Since his February inauguration, Mr Yanukovych has wasted no time in re-shaping Ukraine's foreign policy in a more Moscow-friendly way, the BBC's David Stern in Kiev says.Expect no outcry from Europe -- they'll remain content with Ukrainian politics so long as the natural gas continues to flow from Russia, which should have no problem doing with a pro-Moscow government in power.
In April, he agreed to extend the lease allowing Russia's Black Sea fleet to be stationed in the southern port of Sevastopol by 25 years in return for cheaper gas.

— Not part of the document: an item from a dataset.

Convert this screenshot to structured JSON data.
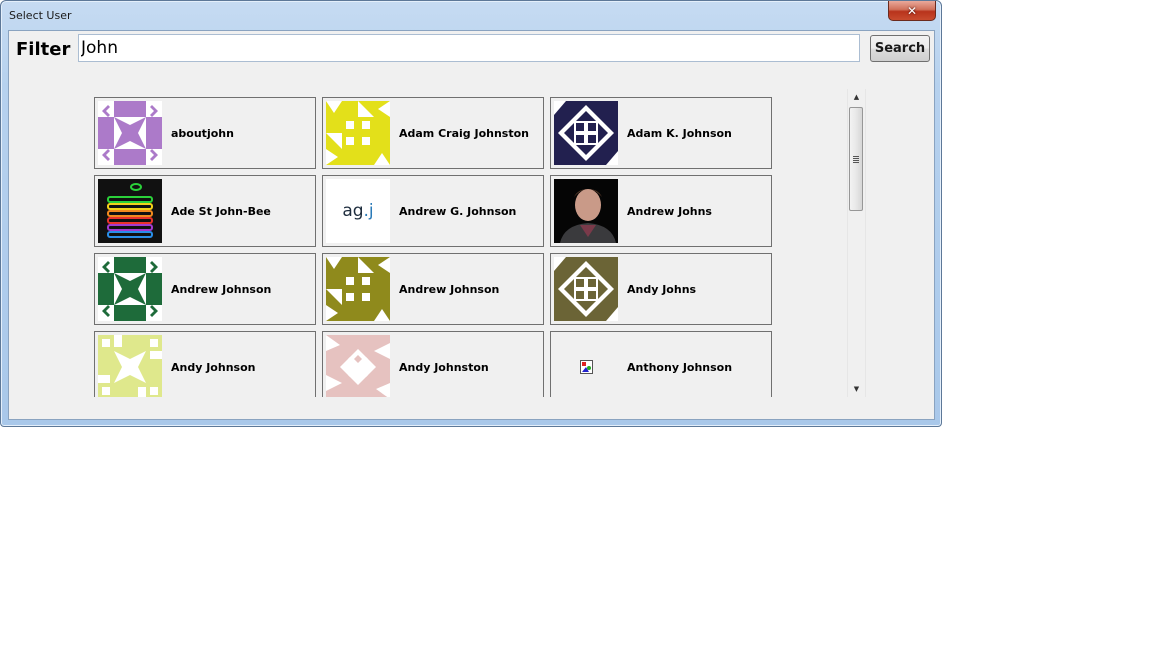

How this will play with Russia's relationship with the West more broadly is the more interesting question, really, and remains to be seen. Hopefully, it will bolster the strength of the oligarchs -- essentially, the clique associated with Yukos, the Russian oil giant -- who have a more Western orientation, given their business needs, and give the military hardliners less of a plank. On the other hand, it could bolster the hardliners, giving them to believe that aggression and hardball politics gets things done. But the current government in Ukraine may not be all bad, despite the move east.